DATA RECORDS Block Start
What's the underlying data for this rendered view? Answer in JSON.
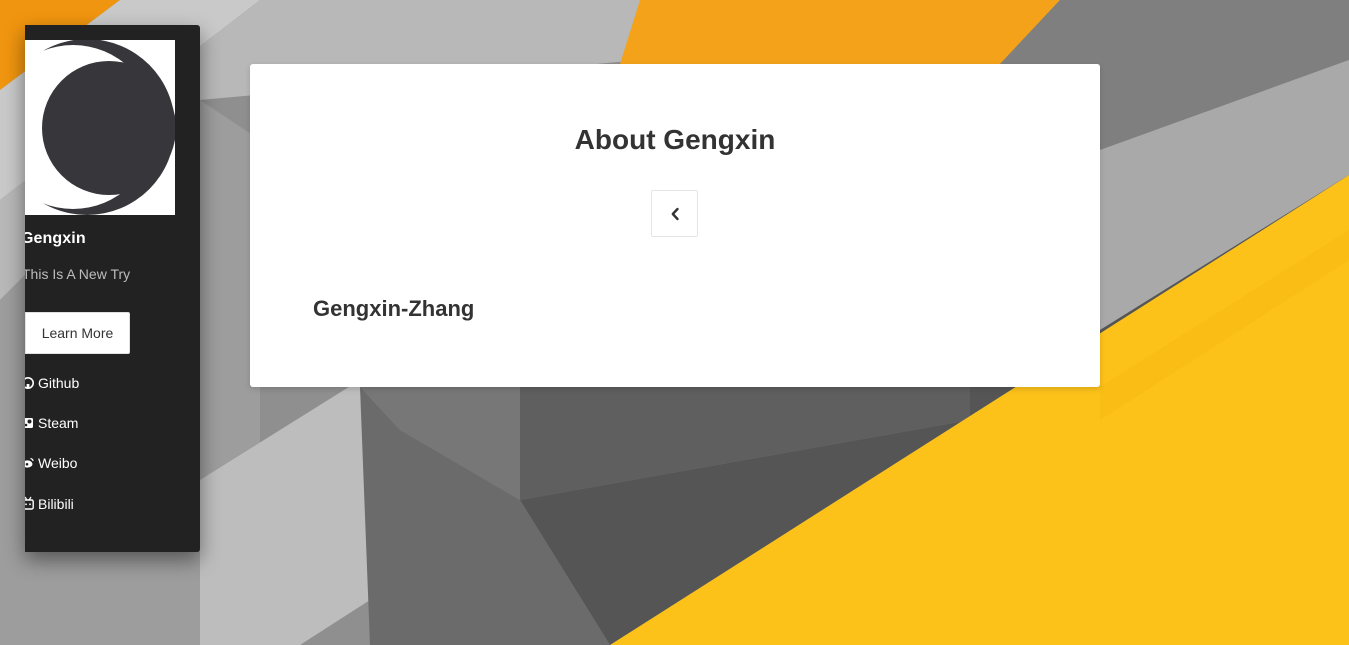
{
  "sidebar": {
    "site_name": "Gengxin",
    "description": "This Is A New Try",
    "learn_more_label": "Learn More",
    "links": [
      {
        "label": "Github",
        "icon": "github-icon"
      },
      {
        "label": "Steam",
        "icon": "steam-icon"
      },
      {
        "label": "Weibo",
        "icon": "weibo-icon"
      },
      {
        "label": "Bilibili",
        "icon": "bilibili-icon"
      }
    ]
  },
  "main": {
    "title": "About Gengxin",
    "back_icon": "chevron-left-icon",
    "author": "Gengxin-Zhang"
  },
  "colors": {
    "sidebar_bg": "#222222",
    "card_bg": "#ffffff",
    "accent_orange": "#f39c12",
    "accent_yellow": "#fbc02d",
    "text_dark": "#333333"
  }
}
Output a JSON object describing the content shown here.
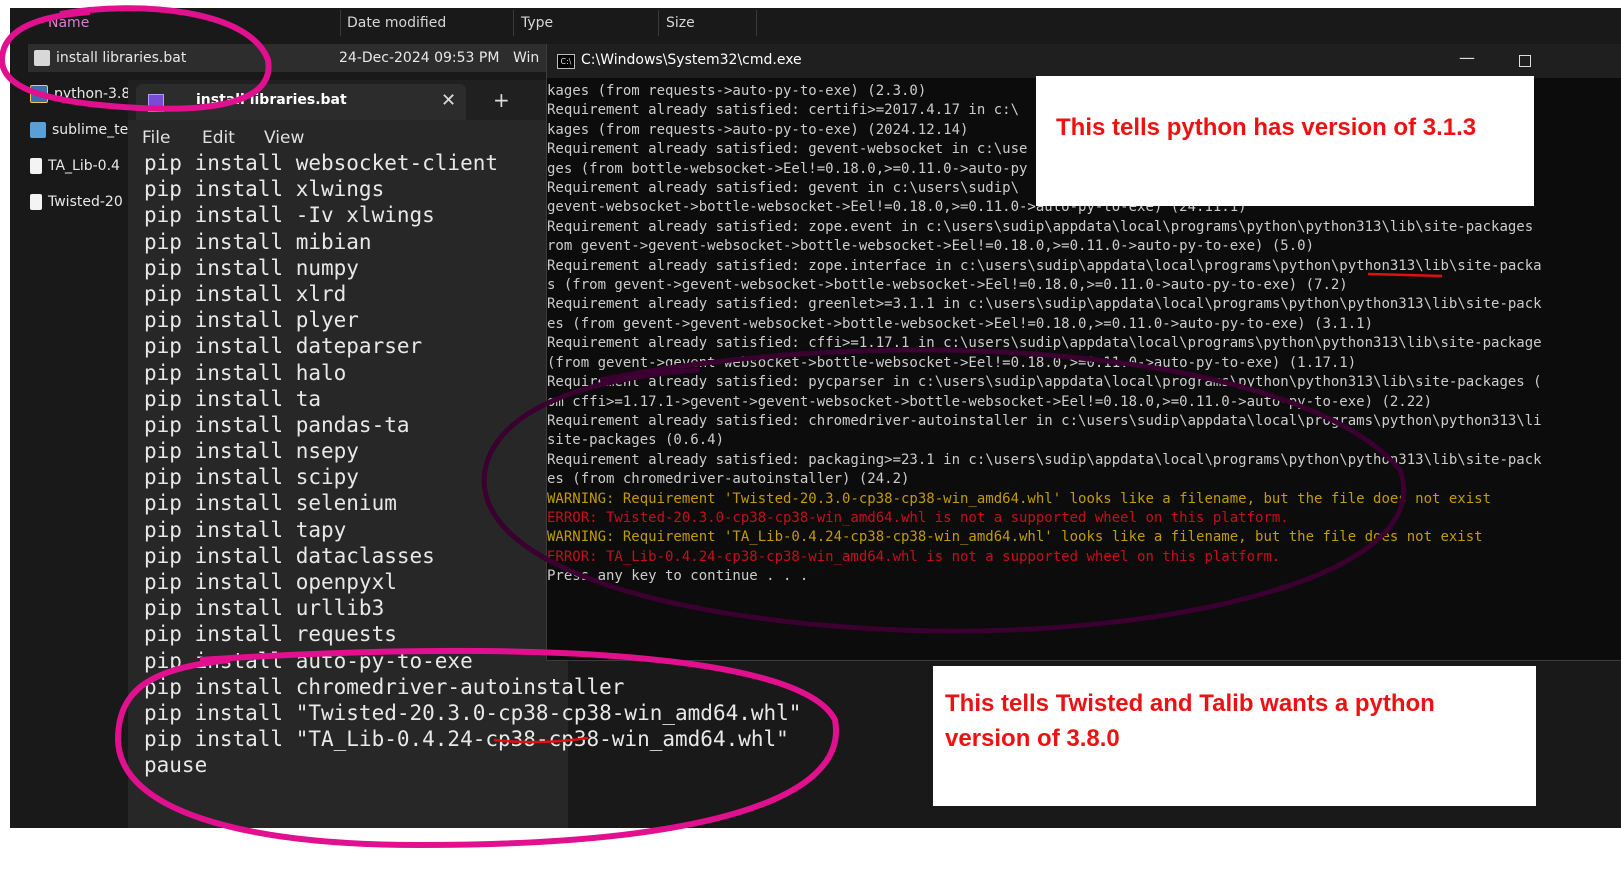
{
  "explorer": {
    "columns": [
      "Name",
      "Date modified",
      "Type",
      "Size"
    ],
    "files": [
      {
        "name": "install libraries.bat",
        "date": "24-Dec-2024 09:53 PM",
        "type": "Win",
        "icon": "bat-file-icon"
      },
      {
        "name": "python-3.8",
        "icon": "python-installer-icon"
      },
      {
        "name": "sublime_te",
        "icon": "sublime-icon"
      },
      {
        "name": "TA_Lib-0.4",
        "icon": "file-icon"
      },
      {
        "name": "Twisted-20",
        "icon": "file-icon"
      }
    ]
  },
  "notepad": {
    "tab_title": "install libraries.bat",
    "close_glyph": "✕",
    "new_tab_glyph": "+",
    "menu": [
      "File",
      "Edit",
      "View"
    ],
    "lines": [
      "pip install websocket-client",
      "pip install xlwings",
      "pip install -Iv xlwings",
      "pip install mibian",
      "pip install numpy",
      "pip install xlrd",
      "pip install plyer",
      "pip install dateparser",
      "pip install halo",
      "pip install ta",
      "pip install pandas-ta",
      "pip install nsepy",
      "pip install scipy",
      "pip install selenium",
      "pip install tapy",
      "pip install dataclasses",
      "pip install openpyxl",
      "pip install urllib3",
      "pip install requests",
      "pip install auto-py-to-exe",
      "pip install chromedriver-autoinstaller",
      "pip install \"Twisted-20.3.0-cp38-cp38-win_amd64.whl\"",
      "pip install \"TA_Lib-0.4.24-cp38-cp38-win_amd64.whl\"",
      "pause"
    ]
  },
  "cmd": {
    "title": "C:\\Windows\\System32\\cmd.exe",
    "minimize_glyph": "—",
    "lines": [
      {
        "text": "kages (from requests->auto-py-to-exe) (2.3.0)",
        "kind": "normal"
      },
      {
        "text": "Requirement already satisfied: certifi>=2017.4.17 in c:\\",
        "kind": "normal"
      },
      {
        "text": "kages (from requests->auto-py-to-exe) (2024.12.14)",
        "kind": "normal"
      },
      {
        "text": "Requirement already satisfied: gevent-websocket in c:\\use",
        "kind": "normal"
      },
      {
        "text": "ges (from bottle-websocket->Eel!=0.18.0,>=0.11.0->auto-py",
        "kind": "normal"
      },
      {
        "text": "Requirement already satisfied: gevent in c:\\users\\sudip\\",
        "kind": "normal"
      },
      {
        "text": "gevent-websocket->bottle-websocket->Eel!=0.18.0,>=0.11.0->auto-py-to-exe) (24.11.1)",
        "kind": "normal"
      },
      {
        "text": "Requirement already satisfied: zope.event in c:\\users\\sudip\\appdata\\local\\programs\\python\\python313\\lib\\site-packages",
        "kind": "normal"
      },
      {
        "text": "rom gevent->gevent-websocket->bottle-websocket->Eel!=0.18.0,>=0.11.0->auto-py-to-exe) (5.0)",
        "kind": "normal"
      },
      {
        "text": "Requirement already satisfied: zope.interface in c:\\users\\sudip\\appdata\\local\\programs\\python\\python313\\lib\\site-packa",
        "kind": "normal"
      },
      {
        "text": "s (from gevent->gevent-websocket->bottle-websocket->Eel!=0.18.0,>=0.11.0->auto-py-to-exe) (7.2)",
        "kind": "normal"
      },
      {
        "text": "Requirement already satisfied: greenlet>=3.1.1 in c:\\users\\sudip\\appdata\\local\\programs\\python\\python313\\lib\\site-pack",
        "kind": "normal"
      },
      {
        "text": "es (from gevent->gevent-websocket->bottle-websocket->Eel!=0.18.0,>=0.11.0->auto-py-to-exe) (3.1.1)",
        "kind": "normal"
      },
      {
        "text": "Requirement already satisfied: cffi>=1.17.1 in c:\\users\\sudip\\appdata\\local\\programs\\python\\python313\\lib\\site-package",
        "kind": "normal"
      },
      {
        "text": "(from gevent->gevent-websocket->bottle-websocket->Eel!=0.18.0,>=0.11.0->auto-py-to-exe) (1.17.1)",
        "kind": "normal"
      },
      {
        "text": "Requirement already satisfied: pycparser in c:\\users\\sudip\\appdata\\local\\programs\\python\\python313\\lib\\site-packages (",
        "kind": "normal"
      },
      {
        "text": "om cffi>=1.17.1->gevent->gevent-websocket->bottle-websocket->Eel!=0.18.0,>=0.11.0->auto-py-to-exe) (2.22)",
        "kind": "normal"
      },
      {
        "text": "Requirement already satisfied: chromedriver-autoinstaller in c:\\users\\sudip\\appdata\\local\\programs\\python\\python313\\li",
        "kind": "normal"
      },
      {
        "text": "site-packages (0.6.4)",
        "kind": "normal"
      },
      {
        "text": "Requirement already satisfied: packaging>=23.1 in c:\\users\\sudip\\appdata\\local\\programs\\python\\python313\\lib\\site-pack",
        "kind": "normal"
      },
      {
        "text": "es (from chromedriver-autoinstaller) (24.2)",
        "kind": "normal"
      },
      {
        "text": "WARNING: Requirement 'Twisted-20.3.0-cp38-cp38-win_amd64.whl' looks like a filename, but the file does not exist",
        "kind": "warn"
      },
      {
        "text": "ERROR: Twisted-20.3.0-cp38-cp38-win_amd64.whl is not a supported wheel on this platform.",
        "kind": "err"
      },
      {
        "text": "WARNING: Requirement 'TA_Lib-0.4.24-cp38-cp38-win_amd64.whl' looks like a filename, but the file does not exist",
        "kind": "warn"
      },
      {
        "text": "ERROR: TA_Lib-0.4.24-cp38-cp38-win_amd64.whl is not a supported wheel on this platform.",
        "kind": "err"
      },
      {
        "text": "Press any key to continue . . .",
        "kind": "normal"
      }
    ]
  },
  "annotations": {
    "note1": "This tells python has version of 3.1.3",
    "note2": "This tells Twisted and Talib wants a  python version of 3.8.0"
  },
  "colors": {
    "scribble": "#e0108f",
    "underline": "#e01010",
    "note_text": "#ee1111"
  }
}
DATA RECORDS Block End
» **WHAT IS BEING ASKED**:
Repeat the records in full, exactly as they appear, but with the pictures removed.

» **ANSWER FOR THE TASK**:
What's the underlying data for this rendered view? Answer in JSON.
{
  "sidebar": {
    "site_name": "Gengxin",
    "description": "This Is A New Try",
    "learn_more_label": "Learn More",
    "links": [
      {
        "label": "Github",
        "icon": "github-icon"
      },
      {
        "label": "Steam",
        "icon": "steam-icon"
      },
      {
        "label": "Weibo",
        "icon": "weibo-icon"
      },
      {
        "label": "Bilibili",
        "icon": "bilibili-icon"
      }
    ]
  },
  "main": {
    "title": "About Gengxin",
    "back_icon": "chevron-left-icon",
    "author": "Gengxin-Zhang"
  },
  "colors": {
    "sidebar_bg": "#222222",
    "card_bg": "#ffffff",
    "accent_orange": "#f39c12",
    "accent_yellow": "#fbc02d",
    "text_dark": "#333333"
  }
}
Output a JSON object describing the content shown here.
{
  "explorer": {
    "columns": [
      "Name",
      "Date modified",
      "Type",
      "Size"
    ],
    "files": [
      {
        "name": "install libraries.bat",
        "date": "24-Dec-2024 09:53 PM",
        "type": "Win",
        "icon": "bat-file-icon"
      },
      {
        "name": "python-3.8",
        "icon": "python-installer-icon"
      },
      {
        "name": "sublime_te",
        "icon": "sublime-icon"
      },
      {
        "name": "TA_Lib-0.4",
        "icon": "file-icon"
      },
      {
        "name": "Twisted-20",
        "icon": "file-icon"
      }
    ]
  },
  "notepad": {
    "tab_title": "install libraries.bat",
    "close_glyph": "✕",
    "new_tab_glyph": "+",
    "menu": [
      "File",
      "Edit",
      "View"
    ],
    "lines": [
      "pip install websocket-client",
      "pip install xlwings",
      "pip install -Iv xlwings",
      "pip install mibian",
      "pip install numpy",
      "pip install xlrd",
      "pip install plyer",
      "pip install dateparser",
      "pip install halo",
      "pip install ta",
      "pip install pandas-ta",
      "pip install nsepy",
      "pip install scipy",
      "pip install selenium",
      "pip install tapy",
      "pip install dataclasses",
      "pip install openpyxl",
      "pip install urllib3",
      "pip install requests",
      "pip install auto-py-to-exe",
      "pip install chromedriver-autoinstaller",
      "pip install \"Twisted-20.3.0-cp38-cp38-win_amd64.whl\"",
      "pip install \"TA_Lib-0.4.24-cp38-cp38-win_amd64.whl\"",
      "pause"
    ]
  },
  "cmd": {
    "title": "C:\\Windows\\System32\\cmd.exe",
    "minimize_glyph": "—",
    "lines": [
      {
        "text": "kages (from requests->auto-py-to-exe) (2.3.0)",
        "kind": "normal"
      },
      {
        "text": "Requirement already satisfied: certifi>=2017.4.17 in c:\\",
        "kind": "normal"
      },
      {
        "text": "kages (from requests->auto-py-to-exe) (2024.12.14)",
        "kind": "normal"
      },
      {
        "text": "Requirement already satisfied: gevent-websocket in c:\\use",
        "kind": "normal"
      },
      {
        "text": "ges (from bottle-websocket->Eel!=0.18.0,>=0.11.0->auto-py",
        "kind": "normal"
      },
      {
        "text": "Requirement already satisfied: gevent in c:\\users\\sudip\\",
        "kind": "normal"
      },
      {
        "text": "gevent-websocket->bottle-websocket->Eel!=0.18.0,>=0.11.0->auto-py-to-exe) (24.11.1)",
        "kind": "normal"
      },
      {
        "text": "Requirement already satisfied: zope.event in c:\\users\\sudip\\appdata\\local\\programs\\python\\python313\\lib\\site-packages",
        "kind": "normal"
      },
      {
        "text": "rom gevent->gevent-websocket->bottle-websocket->Eel!=0.18.0,>=0.11.0->auto-py-to-exe) (5.0)",
        "kind": "normal"
      },
      {
        "text": "Requirement already satisfied: zope.interface in c:\\users\\sudip\\appdata\\local\\programs\\python\\python313\\lib\\site-packa",
        "kind": "normal"
      },
      {
        "text": "s (from gevent->gevent-websocket->bottle-websocket->Eel!=0.18.0,>=0.11.0->auto-py-to-exe) (7.2)",
        "kind": "normal"
      },
      {
        "text": "Requirement already satisfied: greenlet>=3.1.1 in c:\\users\\sudip\\appdata\\local\\programs\\python\\python313\\lib\\site-pack",
        "kind": "normal"
      },
      {
        "text": "es (from gevent->gevent-websocket->bottle-websocket->Eel!=0.18.0,>=0.11.0->auto-py-to-exe) (3.1.1)",
        "kind": "normal"
      },
      {
        "text": "Requirement already satisfied: cffi>=1.17.1 in c:\\users\\sudip\\appdata\\local\\programs\\python\\python313\\lib\\site-package",
        "kind": "normal"
      },
      {
        "text": "(from gevent->gevent-websocket->bottle-websocket->Eel!=0.18.0,>=0.11.0->auto-py-to-exe) (1.17.1)",
        "kind": "normal"
      },
      {
        "text": "Requirement already satisfied: pycparser in c:\\users\\sudip\\appdata\\local\\programs\\python\\python313\\lib\\site-packages (",
        "kind": "normal"
      },
      {
        "text": "om cffi>=1.17.1->gevent->gevent-websocket->bottle-websocket->Eel!=0.18.0,>=0.11.0->auto-py-to-exe) (2.22)",
        "kind": "normal"
      },
      {
        "text": "Requirement already satisfied: chromedriver-autoinstaller in c:\\users\\sudip\\appdata\\local\\programs\\python\\python313\\li",
        "kind": "normal"
      },
      {
        "text": "site-packages (0.6.4)",
        "kind": "normal"
      },
      {
        "text": "Requirement already satisfied: packaging>=23.1 in c:\\users\\sudip\\appdata\\local\\programs\\python\\python313\\lib\\site-pack",
        "kind": "normal"
      },
      {
        "text": "es (from chromedriver-autoinstaller) (24.2)",
        "kind": "normal"
      },
      {
        "text": "WARNING: Requirement 'Twisted-20.3.0-cp38-cp38-win_amd64.whl' looks like a filename, but the file does not exist",
        "kind": "warn"
      },
      {
        "text": "ERROR: Twisted-20.3.0-cp38-cp38-win_amd64.whl is not a supported wheel on this platform.",
        "kind": "err"
      },
      {
        "text": "WARNING: Requirement 'TA_Lib-0.4.24-cp38-cp38-win_amd64.whl' looks like a filename, but the file does not exist",
        "kind": "warn"
      },
      {
        "text": "ERROR: TA_Lib-0.4.24-cp38-cp38-win_amd64.whl is not a supported wheel on this platform.",
        "kind": "err"
      },
      {
        "text": "Press any key to continue . . .",
        "kind": "normal"
      }
    ]
  },
  "annotations": {
    "note1": "This tells python has version of 3.1.3",
    "note2": "This tells Twisted and Talib wants a  python version of 3.8.0"
  },
  "colors": {
    "scribble": "#e0108f",
    "underline": "#e01010",
    "note_text": "#ee1111"
  }
}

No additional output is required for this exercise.